Items listed in a dataset
####

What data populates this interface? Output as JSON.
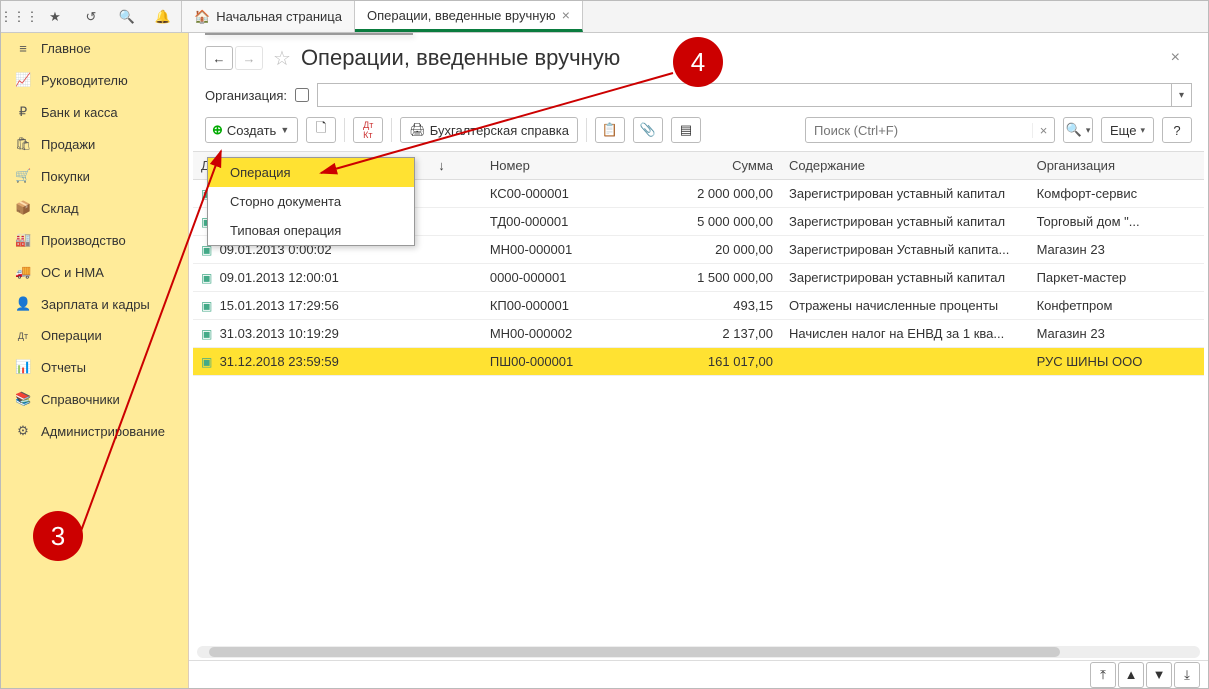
{
  "topIcons": [
    "apps-icon",
    "star-icon",
    "history-icon",
    "search-icon",
    "bell-icon"
  ],
  "tabs": [
    {
      "label": "Начальная страница",
      "icon": "home-icon",
      "active": false,
      "closable": false
    },
    {
      "label": "Операции, введенные вручную",
      "icon": "",
      "active": true,
      "closable": true
    }
  ],
  "sidebar": [
    {
      "icon": "≡",
      "label": "Главное"
    },
    {
      "icon": "📈",
      "label": "Руководителю"
    },
    {
      "icon": "₽",
      "label": "Банк и касса"
    },
    {
      "icon": "🛍",
      "label": "Продажи"
    },
    {
      "icon": "🛒",
      "label": "Покупки"
    },
    {
      "icon": "📦",
      "label": "Склад"
    },
    {
      "icon": "🏭",
      "label": "Производство"
    },
    {
      "icon": "🚚",
      "label": "ОС и НМА"
    },
    {
      "icon": "👤",
      "label": "Зарплата и кадры"
    },
    {
      "icon": "Дт",
      "label": "Операции"
    },
    {
      "icon": "📊",
      "label": "Отчеты"
    },
    {
      "icon": "📚",
      "label": "Справочники"
    },
    {
      "icon": "⚙",
      "label": "Администрирование"
    }
  ],
  "page_title": "Операции, введенные вручную",
  "org": {
    "label": "Организация:",
    "value": ""
  },
  "toolbar": {
    "create": "Создать",
    "refresh_icon": "refresh-icon",
    "dtkt": "ДтКт",
    "print": "print-icon",
    "ref": "Бухгалтерская справка",
    "copy_icon": "copy-icon",
    "attach_icon": "attach-icon",
    "list_icon": "list-icon",
    "search_placeholder": "Поиск (Ctrl+F)",
    "search_icon": "search-icon",
    "more": "Еще",
    "help": "?"
  },
  "create_menu": [
    "Операция",
    "Сторно документа",
    "Типовая операция"
  ],
  "columns": {
    "date": "Дата",
    "sort": "↓",
    "number": "Номер",
    "sum": "Сумма",
    "desc": "Содержание",
    "org": "Организация"
  },
  "rows": [
    {
      "date": "",
      "number": "КС00-000001",
      "sum": "2 000 000,00",
      "desc": "Зарегистрирован уставный капитал",
      "org": "Комфорт-сервис"
    },
    {
      "date": "",
      "number": "ТД00-000001",
      "sum": "5 000 000,00",
      "desc": "Зарегистрирован уставный капитал",
      "org": "Торговый дом \"..."
    },
    {
      "date": "09.01.2013 0:00:02",
      "number": "МН00-000001",
      "sum": "20 000,00",
      "desc": "Зарегистрирован Уставный капита...",
      "org": "Магазин 23"
    },
    {
      "date": "09.01.2013 12:00:01",
      "number": "0000-000001",
      "sum": "1 500 000,00",
      "desc": "Зарегистрирован уставный капитал",
      "org": "Паркет-мастер"
    },
    {
      "date": "15.01.2013 17:29:56",
      "number": "КП00-000001",
      "sum": "493,15",
      "desc": "Отражены начисленные проценты",
      "org": "Конфетпром"
    },
    {
      "date": "31.03.2013 10:19:29",
      "number": "МН00-000002",
      "sum": "2 137,00",
      "desc": "Начислен налог на ЕНВД за 1 ква...",
      "org": "Магазин 23"
    },
    {
      "date": "31.12.2018 23:59:59",
      "number": "ПШ00-000001",
      "sum": "161 017,00",
      "desc": "",
      "org": "РУС ШИНЫ ООО",
      "selected": true
    }
  ],
  "callouts": {
    "c3": "3",
    "c4": "4"
  }
}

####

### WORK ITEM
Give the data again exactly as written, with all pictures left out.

### YOUR RESPONSE
What data populates this interface? Output as JSON.
{
  "topIcons": [
    "apps-icon",
    "star-icon",
    "history-icon",
    "search-icon",
    "bell-icon"
  ],
  "tabs": [
    {
      "label": "Начальная страница",
      "icon": "home-icon",
      "active": false,
      "closable": false
    },
    {
      "label": "Операции, введенные вручную",
      "icon": "",
      "active": true,
      "closable": true
    }
  ],
  "sidebar": [
    {
      "icon": "≡",
      "label": "Главное"
    },
    {
      "icon": "📈",
      "label": "Руководителю"
    },
    {
      "icon": "₽",
      "label": "Банк и касса"
    },
    {
      "icon": "🛍",
      "label": "Продажи"
    },
    {
      "icon": "🛒",
      "label": "Покупки"
    },
    {
      "icon": "📦",
      "label": "Склад"
    },
    {
      "icon": "🏭",
      "label": "Производство"
    },
    {
      "icon": "🚚",
      "label": "ОС и НМА"
    },
    {
      "icon": "👤",
      "label": "Зарплата и кадры"
    },
    {
      "icon": "Дт",
      "label": "Операции"
    },
    {
      "icon": "📊",
      "label": "Отчеты"
    },
    {
      "icon": "📚",
      "label": "Справочники"
    },
    {
      "icon": "⚙",
      "label": "Администрирование"
    }
  ],
  "page_title": "Операции, введенные вручную",
  "org": {
    "label": "Организация:",
    "value": ""
  },
  "toolbar": {
    "create": "Создать",
    "refresh_icon": "refresh-icon",
    "dtkt": "ДтКт",
    "print": "print-icon",
    "ref": "Бухгалтерская справка",
    "copy_icon": "copy-icon",
    "attach_icon": "attach-icon",
    "list_icon": "list-icon",
    "search_placeholder": "Поиск (Ctrl+F)",
    "search_icon": "search-icon",
    "more": "Еще",
    "help": "?"
  },
  "create_menu": [
    "Операция",
    "Сторно документа",
    "Типовая операция"
  ],
  "columns": {
    "date": "Дата",
    "sort": "↓",
    "number": "Номер",
    "sum": "Сумма",
    "desc": "Содержание",
    "org": "Организация"
  },
  "rows": [
    {
      "date": "",
      "number": "КС00-000001",
      "sum": "2 000 000,00",
      "desc": "Зарегистрирован уставный капитал",
      "org": "Комфорт-сервис"
    },
    {
      "date": "",
      "number": "ТД00-000001",
      "sum": "5 000 000,00",
      "desc": "Зарегистрирован уставный капитал",
      "org": "Торговый дом \"..."
    },
    {
      "date": "09.01.2013 0:00:02",
      "number": "МН00-000001",
      "sum": "20 000,00",
      "desc": "Зарегистрирован Уставный капита...",
      "org": "Магазин 23"
    },
    {
      "date": "09.01.2013 12:00:01",
      "number": "0000-000001",
      "sum": "1 500 000,00",
      "desc": "Зарегистрирован уставный капитал",
      "org": "Паркет-мастер"
    },
    {
      "date": "15.01.2013 17:29:56",
      "number": "КП00-000001",
      "sum": "493,15",
      "desc": "Отражены начисленные проценты",
      "org": "Конфетпром"
    },
    {
      "date": "31.03.2013 10:19:29",
      "number": "МН00-000002",
      "sum": "2 137,00",
      "desc": "Начислен налог на ЕНВД за 1 ква...",
      "org": "Магазин 23"
    },
    {
      "date": "31.12.2018 23:59:59",
      "number": "ПШ00-000001",
      "sum": "161 017,00",
      "desc": "",
      "org": "РУС ШИНЫ ООО",
      "selected": true
    }
  ],
  "callouts": {
    "c3": "3",
    "c4": "4"
  }
}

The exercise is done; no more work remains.